[Stored entries]
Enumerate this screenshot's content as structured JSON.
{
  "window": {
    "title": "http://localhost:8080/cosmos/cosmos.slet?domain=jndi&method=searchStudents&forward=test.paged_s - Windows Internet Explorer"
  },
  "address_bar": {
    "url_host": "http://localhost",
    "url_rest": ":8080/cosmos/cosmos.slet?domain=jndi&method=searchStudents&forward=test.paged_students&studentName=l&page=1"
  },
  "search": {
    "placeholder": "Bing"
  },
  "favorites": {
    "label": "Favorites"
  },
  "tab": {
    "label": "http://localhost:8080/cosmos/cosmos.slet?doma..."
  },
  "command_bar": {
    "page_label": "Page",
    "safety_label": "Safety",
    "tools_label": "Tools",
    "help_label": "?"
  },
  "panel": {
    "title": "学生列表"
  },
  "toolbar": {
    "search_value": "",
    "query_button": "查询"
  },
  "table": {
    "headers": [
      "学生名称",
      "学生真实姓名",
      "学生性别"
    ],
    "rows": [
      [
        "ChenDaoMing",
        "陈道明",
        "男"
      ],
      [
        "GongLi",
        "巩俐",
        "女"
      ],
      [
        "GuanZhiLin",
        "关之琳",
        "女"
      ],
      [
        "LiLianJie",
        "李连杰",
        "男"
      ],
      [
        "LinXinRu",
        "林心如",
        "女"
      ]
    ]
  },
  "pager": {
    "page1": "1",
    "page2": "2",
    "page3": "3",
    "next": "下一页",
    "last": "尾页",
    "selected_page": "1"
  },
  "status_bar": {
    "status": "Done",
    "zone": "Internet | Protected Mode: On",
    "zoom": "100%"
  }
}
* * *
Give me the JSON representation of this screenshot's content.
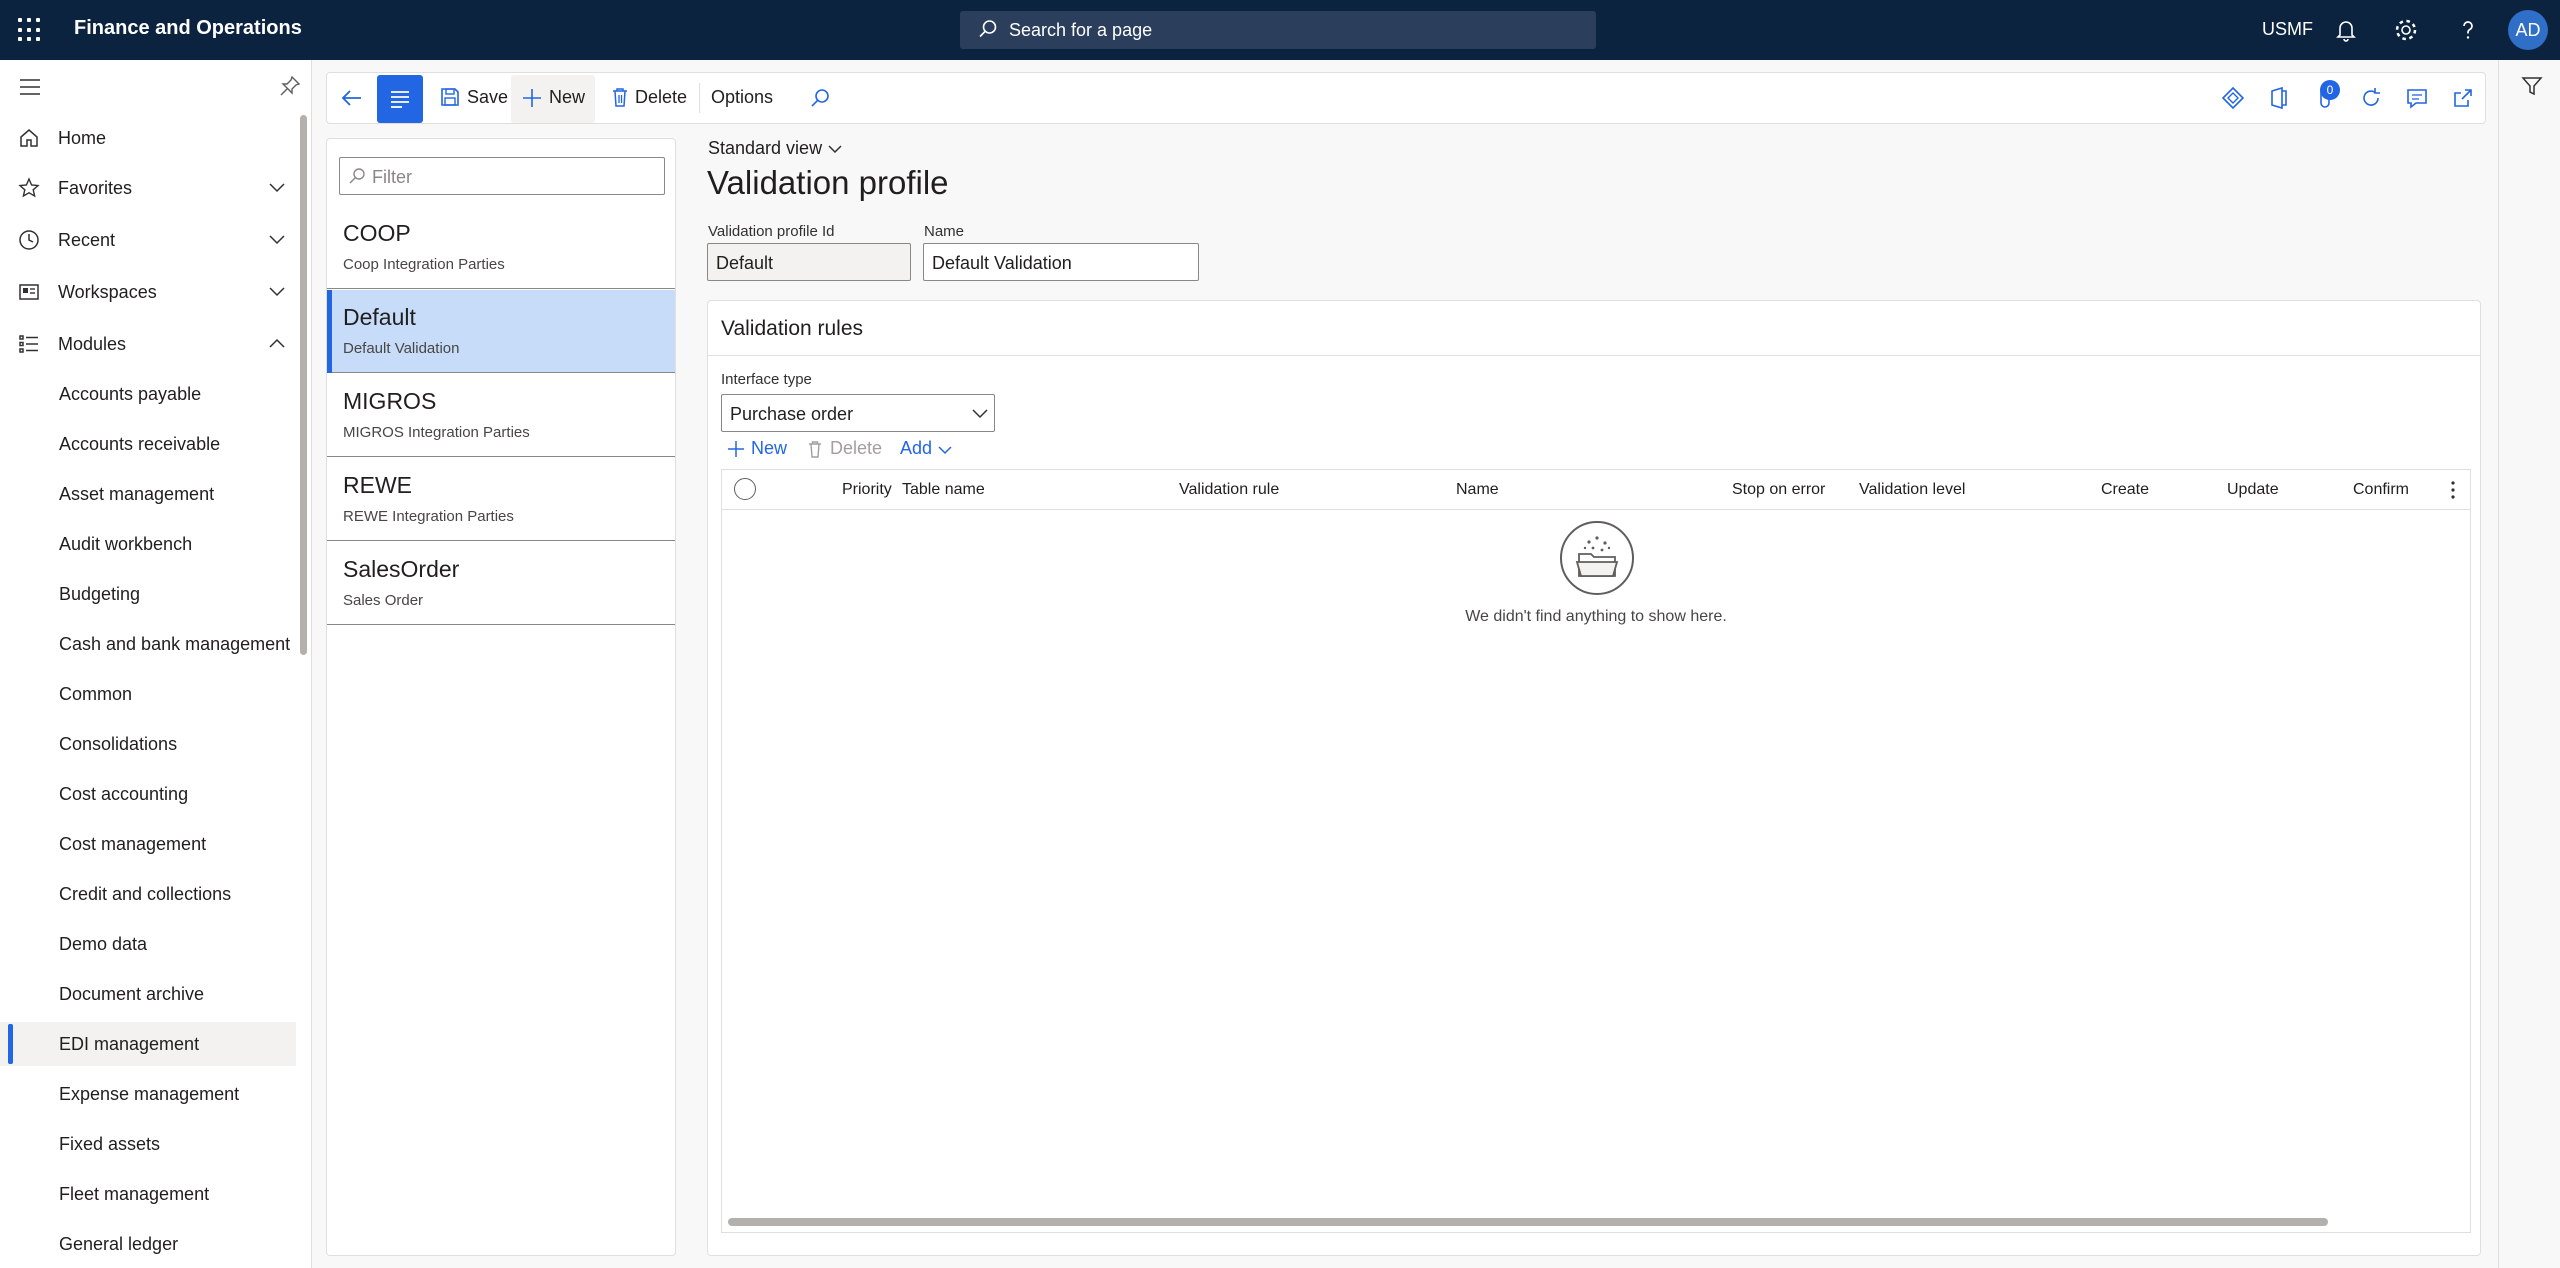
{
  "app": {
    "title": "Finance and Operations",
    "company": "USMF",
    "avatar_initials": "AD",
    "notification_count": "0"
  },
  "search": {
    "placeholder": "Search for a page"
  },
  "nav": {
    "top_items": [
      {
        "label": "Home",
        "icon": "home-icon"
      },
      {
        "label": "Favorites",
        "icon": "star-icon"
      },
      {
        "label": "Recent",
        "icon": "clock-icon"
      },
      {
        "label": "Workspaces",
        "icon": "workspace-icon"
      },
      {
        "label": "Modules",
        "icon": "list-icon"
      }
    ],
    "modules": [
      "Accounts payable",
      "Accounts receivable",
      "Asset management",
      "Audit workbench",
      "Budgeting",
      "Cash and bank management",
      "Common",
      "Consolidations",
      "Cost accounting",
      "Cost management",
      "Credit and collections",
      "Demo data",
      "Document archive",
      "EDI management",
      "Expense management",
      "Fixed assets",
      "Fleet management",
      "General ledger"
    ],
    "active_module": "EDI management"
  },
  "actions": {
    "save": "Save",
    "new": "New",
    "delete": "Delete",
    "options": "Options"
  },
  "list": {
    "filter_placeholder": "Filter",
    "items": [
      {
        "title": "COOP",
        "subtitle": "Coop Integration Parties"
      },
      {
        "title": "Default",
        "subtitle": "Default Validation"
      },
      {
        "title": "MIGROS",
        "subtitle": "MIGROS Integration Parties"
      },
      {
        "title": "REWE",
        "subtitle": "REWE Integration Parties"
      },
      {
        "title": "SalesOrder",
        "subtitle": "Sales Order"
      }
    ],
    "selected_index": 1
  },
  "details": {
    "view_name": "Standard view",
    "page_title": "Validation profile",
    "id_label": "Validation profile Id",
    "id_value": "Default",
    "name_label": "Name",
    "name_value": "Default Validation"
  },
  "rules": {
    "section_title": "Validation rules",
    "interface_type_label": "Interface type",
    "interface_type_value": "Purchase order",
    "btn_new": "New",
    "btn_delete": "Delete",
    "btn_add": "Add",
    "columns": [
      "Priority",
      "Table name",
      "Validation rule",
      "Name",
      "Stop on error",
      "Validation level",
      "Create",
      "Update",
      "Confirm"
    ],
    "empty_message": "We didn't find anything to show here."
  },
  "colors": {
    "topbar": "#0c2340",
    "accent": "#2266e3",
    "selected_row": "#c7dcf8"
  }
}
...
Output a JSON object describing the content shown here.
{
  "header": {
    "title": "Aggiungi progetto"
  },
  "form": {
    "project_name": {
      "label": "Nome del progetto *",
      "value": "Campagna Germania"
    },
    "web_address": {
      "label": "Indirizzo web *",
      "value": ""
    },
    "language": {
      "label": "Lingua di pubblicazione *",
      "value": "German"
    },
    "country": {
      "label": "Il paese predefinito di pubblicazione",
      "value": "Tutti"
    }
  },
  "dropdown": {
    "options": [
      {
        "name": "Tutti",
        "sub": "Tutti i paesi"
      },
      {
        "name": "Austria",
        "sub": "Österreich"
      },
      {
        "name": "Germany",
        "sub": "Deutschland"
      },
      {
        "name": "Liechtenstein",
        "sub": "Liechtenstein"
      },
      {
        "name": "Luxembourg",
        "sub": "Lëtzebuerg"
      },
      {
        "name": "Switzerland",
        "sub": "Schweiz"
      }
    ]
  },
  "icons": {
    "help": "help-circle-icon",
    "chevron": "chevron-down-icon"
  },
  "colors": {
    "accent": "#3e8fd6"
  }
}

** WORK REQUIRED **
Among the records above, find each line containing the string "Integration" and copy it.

** SOLUTION FOR THIS EXERCISE **
        "subtitle": "Coop Integration Parties"
        "subtitle": "MIGROS Integration Parties"
        "subtitle": "REWE Integration Parties"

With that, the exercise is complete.